Two weeks ago the pope made an unprecedented move and issued a letter of apology to Irish Catholics. No doubt he thought this would silence the critics. Instead it has fuelled a debate.
What has gone wrong and what can corporates learn from this communications fiasco?
Perhaps the biggest clue to the poor handling lies in Guy Dinmore’s FT report that the pope conferred “with his closest aides”.
So let’s look at who the pope should have conferred with and what good crisis communications could have looked like.
1. The rules of crisis communications
2. What communications should the Church have done?*
Where to start? Clearly there are decades of child abuse and cover-up. But let’s take the start of the recent hiatus – which seems to have started with the publication of Murphy Commission of Inquiry report in November 2009.
It is almost certain that the Vatican will have been given advance warning of the findings in this report – probably a week or more but at the least you would expect 12 hours’ notice.
At the point of knowing the full horror of the abuse itself and the scale of the knowledge and cover-up, the Vatican should have led the way
3. Does good handling of a crisis matter?
How has poor handling of the crisis affected the core ‘business’ of the Church?
Dr Rowan Williams, archbishop of Canterbury is quoted: “I was speaking to an Irish friend recently who was saying that it’s quite difficult in some parts of Ireland to go down the street wearing a clerical collar now. And an institution so deeply bound into the life of a society suddenly losing all credibility – that’s not just a problem for the church, it is a problem for everybody in Ireland.”
The archbishop of Dublin, Diarmuid Martin, in the same article: “In all my years as archbishop of Dublin in difficult times I have rarely felt personally so discouraged as when I woke to hear archbishop Williams’ comments.”
The pope is due to visit Britain in September and according to the Guardian, is expected to talk about moral standards and renew his attack on Britain’s equality laws.
What impact will his comments have on the British public? I leave you to imagine the British tabloid headlines – but the phrase ‘pot calls the kettle black’ springs to mind.

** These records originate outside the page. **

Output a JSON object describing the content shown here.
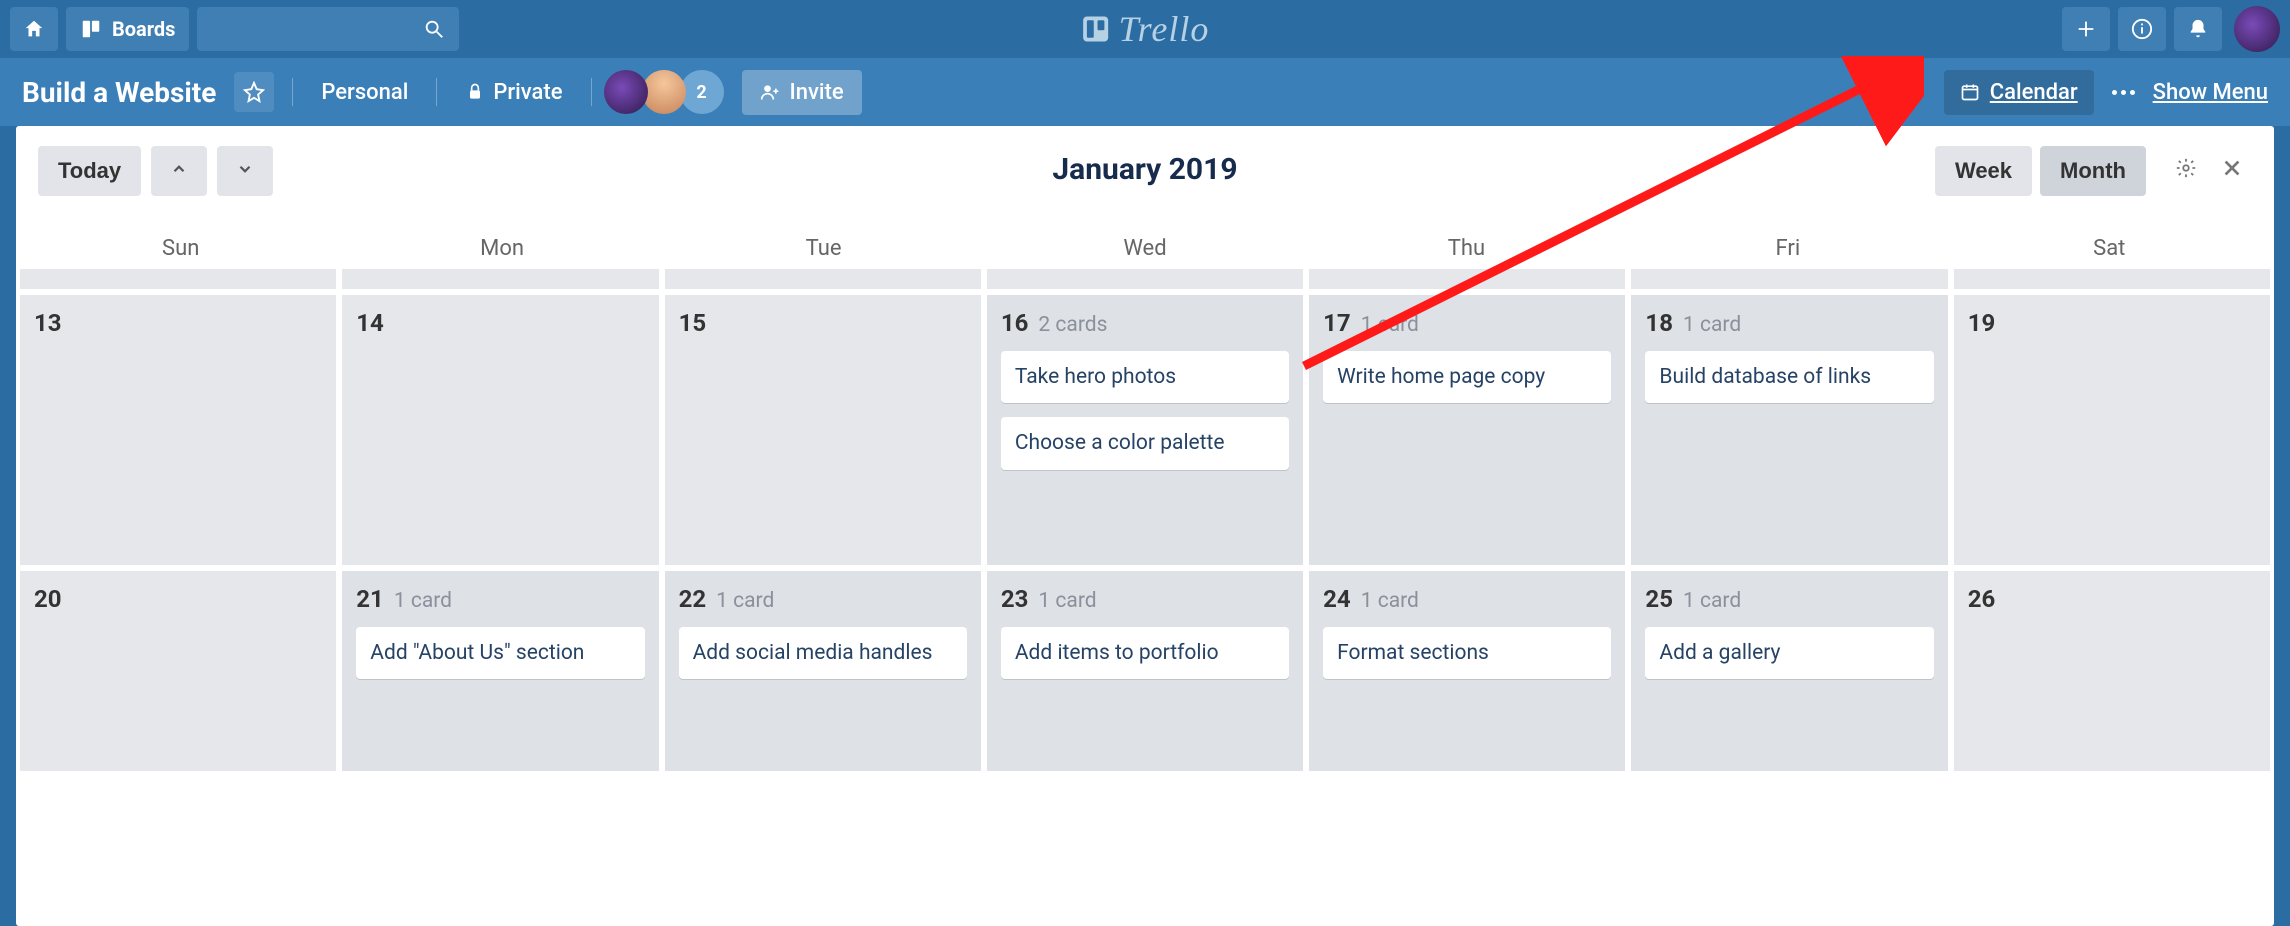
{
  "topnav": {
    "boards_label": "Boards",
    "logo_text": "Trello"
  },
  "boardbar": {
    "title": "Build a Website",
    "team": "Personal",
    "visibility": "Private",
    "member_badge": "2",
    "invite_label": "Invite",
    "calendar_label": "Calendar",
    "showmenu_label": "Show Menu"
  },
  "cal": {
    "today_label": "Today",
    "month_label": "January 2019",
    "week_label": "Week",
    "month_btn_label": "Month",
    "days": [
      "Sun",
      "Mon",
      "Tue",
      "Wed",
      "Thu",
      "Fri",
      "Sat"
    ]
  },
  "weeks": [
    [
      {
        "day": "13"
      },
      {
        "day": "14"
      },
      {
        "day": "15"
      },
      {
        "day": "16",
        "count": "2 cards",
        "cards": [
          "Take hero photos",
          "Choose a color palette"
        ]
      },
      {
        "day": "17",
        "count": "1 card",
        "cards": [
          "Write home page copy"
        ]
      },
      {
        "day": "18",
        "count": "1 card",
        "cards": [
          "Build database of links"
        ]
      },
      {
        "day": "19"
      }
    ],
    [
      {
        "day": "20"
      },
      {
        "day": "21",
        "count": "1 card",
        "cards": [
          "Add \"About Us\" section"
        ]
      },
      {
        "day": "22",
        "count": "1 card",
        "cards": [
          "Add social media handles"
        ]
      },
      {
        "day": "23",
        "count": "1 card",
        "cards": [
          "Add items to portfolio"
        ]
      },
      {
        "day": "24",
        "count": "1 card",
        "cards": [
          "Format sections"
        ]
      },
      {
        "day": "25",
        "count": "1 card",
        "cards": [
          "Add a gallery"
        ]
      },
      {
        "day": "26"
      }
    ]
  ]
}
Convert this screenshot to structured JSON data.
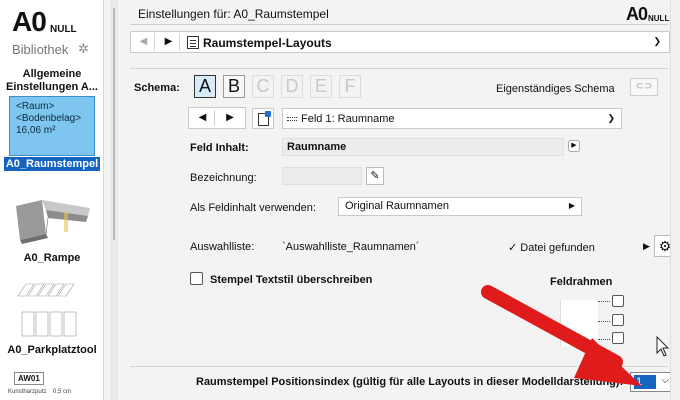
{
  "sidebar": {
    "logo_main": "A0",
    "logo_sub": "NULL",
    "logo_lib": "Bibliothek",
    "items": [
      {
        "label": "Allgemeine Einstellungen A..."
      },
      {
        "label": "A0_Raumstempel",
        "selected": true,
        "preview_lines": [
          "<Raum>",
          "<Bodenbelag>",
          "16,06 m²"
        ]
      },
      {
        "label": "A0_Rampe"
      },
      {
        "label": "A0_Parkplatztool"
      },
      {
        "label": "AW01",
        "caption_left": "Kunstharzputz",
        "caption_right": "0,5 cm"
      }
    ]
  },
  "header": {
    "title": "Einstellungen für: A0_Raumstempel",
    "logo_main": "A0",
    "logo_sub": "NULL"
  },
  "layout": {
    "current": "Raumstempel-Layouts"
  },
  "schema": {
    "label": "Schema:",
    "options": [
      "A",
      "B",
      "C",
      "D",
      "E",
      "F"
    ],
    "selected": "A",
    "eigen_label": "Eigenständiges Schema"
  },
  "feld": {
    "current": "Feld 1: Raumname",
    "inhalt_label": "Feld Inhalt:",
    "inhalt_value": "Raumname",
    "bezeichnung_label": "Bezeichnung:",
    "bezeichnung_value": "",
    "verwenden_label": "Als Feldinhalt verwenden:",
    "verwenden_value": "Original Raumnamen",
    "auswahl_label": "Auswahlliste:",
    "auswahl_value": "`Auswahlliste_Raumnamen´",
    "datei_status": "✓ Datei gefunden"
  },
  "textstil": {
    "label": "Stempel Textstil überschreiben",
    "checked": false
  },
  "feldrahmen": {
    "label": "Feldrahmen"
  },
  "position": {
    "label": "Raumstempel Positionsindex (gültig für alle Layouts in dieser Modelldarstellung):",
    "value": "1"
  },
  "colors": {
    "accent": "#1565c0",
    "selection_preview": "#7ec6f0",
    "annotation_arrow": "#e01b1b"
  }
}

*Clearly these recommendations are based on interpretation of what is in the media and ideas based on our expertise, rather than in-depth knowledge of the Church and its systems